• TASK REQUIREMENTS
Each line of the data below that contains "align" must be copied.

• Dataset rows for apps and sites

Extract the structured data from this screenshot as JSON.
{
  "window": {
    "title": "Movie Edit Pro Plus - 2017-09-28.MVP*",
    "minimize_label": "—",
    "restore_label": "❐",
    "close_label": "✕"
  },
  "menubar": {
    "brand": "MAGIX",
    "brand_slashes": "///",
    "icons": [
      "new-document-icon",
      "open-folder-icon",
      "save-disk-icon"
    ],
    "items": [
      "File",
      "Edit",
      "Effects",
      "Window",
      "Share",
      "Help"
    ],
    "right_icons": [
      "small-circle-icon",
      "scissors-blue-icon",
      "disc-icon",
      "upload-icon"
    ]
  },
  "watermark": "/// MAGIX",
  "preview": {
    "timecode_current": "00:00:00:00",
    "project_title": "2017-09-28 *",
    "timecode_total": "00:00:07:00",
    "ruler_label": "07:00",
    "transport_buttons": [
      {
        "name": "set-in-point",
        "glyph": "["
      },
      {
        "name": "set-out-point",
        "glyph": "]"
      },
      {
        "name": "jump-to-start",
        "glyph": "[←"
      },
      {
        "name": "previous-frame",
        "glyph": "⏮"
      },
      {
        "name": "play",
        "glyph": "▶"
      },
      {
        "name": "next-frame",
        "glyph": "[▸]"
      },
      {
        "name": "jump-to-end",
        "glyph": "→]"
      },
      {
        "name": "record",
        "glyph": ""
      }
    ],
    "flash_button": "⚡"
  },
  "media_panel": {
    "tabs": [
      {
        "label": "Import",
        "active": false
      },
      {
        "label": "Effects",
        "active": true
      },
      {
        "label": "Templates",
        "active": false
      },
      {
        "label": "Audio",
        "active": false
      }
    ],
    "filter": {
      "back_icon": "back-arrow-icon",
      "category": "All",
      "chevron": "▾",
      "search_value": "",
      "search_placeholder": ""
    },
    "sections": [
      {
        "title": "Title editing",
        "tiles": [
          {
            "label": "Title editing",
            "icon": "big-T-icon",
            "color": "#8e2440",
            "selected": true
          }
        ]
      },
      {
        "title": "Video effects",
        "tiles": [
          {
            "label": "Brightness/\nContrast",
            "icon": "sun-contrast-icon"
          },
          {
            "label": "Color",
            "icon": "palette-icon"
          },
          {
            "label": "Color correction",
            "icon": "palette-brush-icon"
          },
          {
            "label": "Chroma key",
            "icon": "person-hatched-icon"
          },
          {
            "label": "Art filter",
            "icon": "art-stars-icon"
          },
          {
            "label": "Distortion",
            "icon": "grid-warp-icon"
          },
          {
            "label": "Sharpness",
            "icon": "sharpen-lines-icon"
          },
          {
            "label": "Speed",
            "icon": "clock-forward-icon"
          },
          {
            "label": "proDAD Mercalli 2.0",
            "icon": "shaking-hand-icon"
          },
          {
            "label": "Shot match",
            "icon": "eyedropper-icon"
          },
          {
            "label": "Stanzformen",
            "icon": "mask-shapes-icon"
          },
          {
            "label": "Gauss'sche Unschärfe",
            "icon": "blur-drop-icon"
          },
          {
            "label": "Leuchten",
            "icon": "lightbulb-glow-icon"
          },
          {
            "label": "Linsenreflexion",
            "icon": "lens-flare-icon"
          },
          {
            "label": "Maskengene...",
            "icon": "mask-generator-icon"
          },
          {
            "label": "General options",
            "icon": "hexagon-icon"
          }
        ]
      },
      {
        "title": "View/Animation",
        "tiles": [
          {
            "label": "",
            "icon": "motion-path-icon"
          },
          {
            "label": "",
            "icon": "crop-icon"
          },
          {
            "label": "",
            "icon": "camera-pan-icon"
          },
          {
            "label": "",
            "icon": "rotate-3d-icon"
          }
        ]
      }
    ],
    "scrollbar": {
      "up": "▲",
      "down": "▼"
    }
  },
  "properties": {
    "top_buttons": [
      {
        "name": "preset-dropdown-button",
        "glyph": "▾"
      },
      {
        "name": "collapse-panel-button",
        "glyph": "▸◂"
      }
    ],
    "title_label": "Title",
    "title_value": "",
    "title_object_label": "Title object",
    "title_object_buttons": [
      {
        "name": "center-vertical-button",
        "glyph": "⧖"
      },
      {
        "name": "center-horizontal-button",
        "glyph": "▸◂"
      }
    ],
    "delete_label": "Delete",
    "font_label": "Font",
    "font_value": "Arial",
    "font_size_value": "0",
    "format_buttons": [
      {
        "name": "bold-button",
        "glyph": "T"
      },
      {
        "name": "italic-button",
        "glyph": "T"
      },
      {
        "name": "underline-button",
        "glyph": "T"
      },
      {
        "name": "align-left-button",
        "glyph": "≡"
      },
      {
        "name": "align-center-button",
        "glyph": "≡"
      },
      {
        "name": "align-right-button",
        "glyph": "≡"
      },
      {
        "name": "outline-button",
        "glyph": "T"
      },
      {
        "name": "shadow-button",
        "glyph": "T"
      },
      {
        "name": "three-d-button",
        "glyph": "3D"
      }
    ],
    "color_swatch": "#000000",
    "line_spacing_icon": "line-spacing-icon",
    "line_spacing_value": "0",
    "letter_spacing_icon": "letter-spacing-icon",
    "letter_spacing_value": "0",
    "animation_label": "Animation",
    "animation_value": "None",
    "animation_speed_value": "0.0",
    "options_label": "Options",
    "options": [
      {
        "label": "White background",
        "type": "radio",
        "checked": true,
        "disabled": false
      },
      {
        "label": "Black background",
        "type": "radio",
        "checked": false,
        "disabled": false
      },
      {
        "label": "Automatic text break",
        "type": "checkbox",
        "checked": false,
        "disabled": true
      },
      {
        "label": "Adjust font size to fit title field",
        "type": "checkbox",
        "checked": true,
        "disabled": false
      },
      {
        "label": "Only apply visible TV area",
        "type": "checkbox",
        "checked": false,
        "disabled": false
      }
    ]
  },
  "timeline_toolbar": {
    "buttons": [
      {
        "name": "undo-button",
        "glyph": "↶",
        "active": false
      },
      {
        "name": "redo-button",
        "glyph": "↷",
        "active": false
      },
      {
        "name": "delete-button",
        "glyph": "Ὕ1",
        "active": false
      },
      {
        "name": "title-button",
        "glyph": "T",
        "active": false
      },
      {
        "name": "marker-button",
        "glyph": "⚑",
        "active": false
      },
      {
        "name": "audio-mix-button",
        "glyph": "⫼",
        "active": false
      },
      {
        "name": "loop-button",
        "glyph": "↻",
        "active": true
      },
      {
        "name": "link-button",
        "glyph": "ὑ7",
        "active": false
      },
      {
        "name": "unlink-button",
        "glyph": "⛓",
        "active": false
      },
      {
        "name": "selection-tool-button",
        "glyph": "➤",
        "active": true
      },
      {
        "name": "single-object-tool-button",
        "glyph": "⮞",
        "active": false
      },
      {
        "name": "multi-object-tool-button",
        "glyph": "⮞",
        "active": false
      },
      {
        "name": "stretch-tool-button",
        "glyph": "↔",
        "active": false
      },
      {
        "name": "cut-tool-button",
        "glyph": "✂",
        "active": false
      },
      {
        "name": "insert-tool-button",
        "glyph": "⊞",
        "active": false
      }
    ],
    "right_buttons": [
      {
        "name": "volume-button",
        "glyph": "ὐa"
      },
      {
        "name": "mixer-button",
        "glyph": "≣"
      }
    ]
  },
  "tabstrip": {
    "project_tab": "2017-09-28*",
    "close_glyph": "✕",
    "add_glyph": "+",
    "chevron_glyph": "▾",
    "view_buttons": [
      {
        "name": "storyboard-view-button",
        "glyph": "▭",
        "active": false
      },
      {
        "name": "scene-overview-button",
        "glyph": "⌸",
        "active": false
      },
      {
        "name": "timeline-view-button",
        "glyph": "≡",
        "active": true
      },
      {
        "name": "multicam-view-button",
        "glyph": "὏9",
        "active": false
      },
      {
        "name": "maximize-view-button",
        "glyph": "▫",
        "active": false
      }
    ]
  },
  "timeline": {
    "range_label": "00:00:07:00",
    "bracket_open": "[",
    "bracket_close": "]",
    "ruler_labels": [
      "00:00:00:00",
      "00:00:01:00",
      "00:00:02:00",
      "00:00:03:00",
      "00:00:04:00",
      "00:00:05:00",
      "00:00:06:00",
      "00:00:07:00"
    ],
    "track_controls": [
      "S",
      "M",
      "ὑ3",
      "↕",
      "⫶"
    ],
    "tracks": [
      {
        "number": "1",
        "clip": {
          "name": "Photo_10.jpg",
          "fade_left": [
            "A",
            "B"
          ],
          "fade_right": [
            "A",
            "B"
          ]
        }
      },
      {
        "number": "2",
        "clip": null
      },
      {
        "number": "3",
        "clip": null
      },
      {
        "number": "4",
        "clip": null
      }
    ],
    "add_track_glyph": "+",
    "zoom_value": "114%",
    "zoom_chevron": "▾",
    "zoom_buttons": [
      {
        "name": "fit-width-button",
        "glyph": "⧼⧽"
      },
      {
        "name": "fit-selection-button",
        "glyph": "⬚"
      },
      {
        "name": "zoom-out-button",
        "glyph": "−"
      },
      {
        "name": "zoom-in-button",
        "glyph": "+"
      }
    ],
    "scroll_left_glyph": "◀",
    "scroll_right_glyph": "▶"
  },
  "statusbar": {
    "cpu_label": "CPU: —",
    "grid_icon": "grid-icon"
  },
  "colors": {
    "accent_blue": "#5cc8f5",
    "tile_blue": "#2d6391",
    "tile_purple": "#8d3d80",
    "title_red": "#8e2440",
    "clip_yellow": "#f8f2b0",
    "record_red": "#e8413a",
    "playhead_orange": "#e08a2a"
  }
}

• ANSWER SECTION
        "name": "align-left-button",
        "name": "align-center-button",
        "name": "align-right-button",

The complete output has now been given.